Uses of Rituals

Magical rituals have been around as long as magic has been a plot device, for a wide variety of reasons. Sometimes they’re plot-vital, keeping magic from taking a form that would be inconvenient for plot, world, or creator’s sanity; sometimes they’re more indirect-expository, created more to say something about the people who perform them than to help or hinder the magic in any way. It’s not even clear if all of them work, but half the fun is not being quite sure, isn’t it?

Sometimes, the ritual is important to the laws of the world, or to keeping the plot where it’s supposed to be without shattering suspension of disbelief or making the characters seem too stupid to live. When someone doesn’t want to write magic as just a few flicks of a wand or sufficient concentration, in comes a ritual. If someone’s trying to keep a magical effect from being overused by making it inconvenient or difficult in some way (time, resource cost, etc), they bring in a ritual. If they’re trying to do something that seems like it should be reasonable but the Way Magic Works doesn’t expressly accommodate it—ritual. Need something that agents of the other side can interfere in more easily than a standard spellcasting? Use a ritual. Looking for a way for people without inherent magic to produce magical effects? Have them learn a ritual! Want magic that’s secret by the standards of your magic system? Use a…. you get the idea.

But it doesn’t have to be as Rigid and Vital a purpose as that. Some magical rituals are more about flavor, essentially characterizing the cultures and subcultures from which they sprung up; in these, you might have two different cultures—or even two different schools of magic—perform a ritual to get the same effect, but do completely different things in order to get there. Sometimes, the process or effect of the ritual says something about the overall morality of the people performing it, whether that something is true or not—people tend to react differently to human sacrifice or when debasement isn’t just where de ceremony takes place than they do to reciting long formulae or creating overly complex but beautiful diagrams. Still others characterize their components: their symbolic value, their magical uses, or even the ritual creator’s opinion of them. Use of rituals can imply that a character has particularly arcane knowledge, and can set one group apart from others like them. And inserting them into a game as flavor test, like in the creation of a magic item, can make something seem a lot more interesting and important than just making a sequence of Crafting rolls (and certainly, no intelligent magic item should be without one).

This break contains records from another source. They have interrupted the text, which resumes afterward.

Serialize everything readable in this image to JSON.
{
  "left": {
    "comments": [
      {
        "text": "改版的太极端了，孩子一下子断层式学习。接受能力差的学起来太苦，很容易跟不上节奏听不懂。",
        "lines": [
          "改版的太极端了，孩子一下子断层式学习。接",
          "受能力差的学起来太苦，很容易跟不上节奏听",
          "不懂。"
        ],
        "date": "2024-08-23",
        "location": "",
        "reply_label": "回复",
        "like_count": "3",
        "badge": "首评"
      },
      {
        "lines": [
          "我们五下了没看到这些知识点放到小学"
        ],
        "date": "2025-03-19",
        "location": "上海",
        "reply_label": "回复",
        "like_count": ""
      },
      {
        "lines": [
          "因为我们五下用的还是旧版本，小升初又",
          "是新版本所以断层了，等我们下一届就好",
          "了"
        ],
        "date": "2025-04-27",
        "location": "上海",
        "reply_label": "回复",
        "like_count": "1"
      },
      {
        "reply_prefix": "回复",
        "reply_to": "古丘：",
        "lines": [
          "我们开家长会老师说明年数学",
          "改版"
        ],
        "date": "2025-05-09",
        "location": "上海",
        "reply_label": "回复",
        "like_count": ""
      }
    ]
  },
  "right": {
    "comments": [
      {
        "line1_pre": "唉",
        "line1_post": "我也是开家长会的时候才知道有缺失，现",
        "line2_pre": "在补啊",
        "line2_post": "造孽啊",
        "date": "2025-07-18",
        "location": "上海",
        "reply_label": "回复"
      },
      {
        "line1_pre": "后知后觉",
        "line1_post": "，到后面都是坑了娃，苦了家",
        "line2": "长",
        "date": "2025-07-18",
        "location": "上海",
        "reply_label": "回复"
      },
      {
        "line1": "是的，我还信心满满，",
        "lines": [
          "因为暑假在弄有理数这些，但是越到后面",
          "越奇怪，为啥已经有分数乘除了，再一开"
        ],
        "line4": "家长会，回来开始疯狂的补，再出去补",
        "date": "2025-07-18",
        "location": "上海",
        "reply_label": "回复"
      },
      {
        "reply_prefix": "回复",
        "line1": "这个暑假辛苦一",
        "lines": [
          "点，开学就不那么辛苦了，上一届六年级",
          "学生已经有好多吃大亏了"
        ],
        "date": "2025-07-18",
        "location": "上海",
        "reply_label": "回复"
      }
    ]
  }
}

One fun thing about rituals is that unless they’re explicitly designed as game mechanics, they don’t have to actually do what they say they do; in fact, magic doesn’t even have to really exist for there to be complicated rituals that try to draw on it. Just think about all the little superstitions of this day and age. It’s also quite possible that not all of a ritual’s components are really necessary, for any of a number of reasons. If the scientific method hasn’t quite occurred to the people designing these things, they might include a number of factors just because “it worked last time we included them!” Likewise, if you’ve got a group trying to keep power, they might try to make sure that all the known rituals have a component only they can provide, or an element that lets them track who’s doing it.

In short, there’s plenty of use for a good magical ritual. But how do you use them, and how do you make them interesting? Stay tuned.


Trackbacks / Pingbacks

  1. Six Ways To Limit Magic Using Rituals | Exchange of Realities
  2. Creating Rituals Through Symbolism | Exchange of Realities
  3. Rituals and Themes | Exchange of Realities
  4. Impractical Applications (Rituals) | Exchange of Realities

Leave a Reply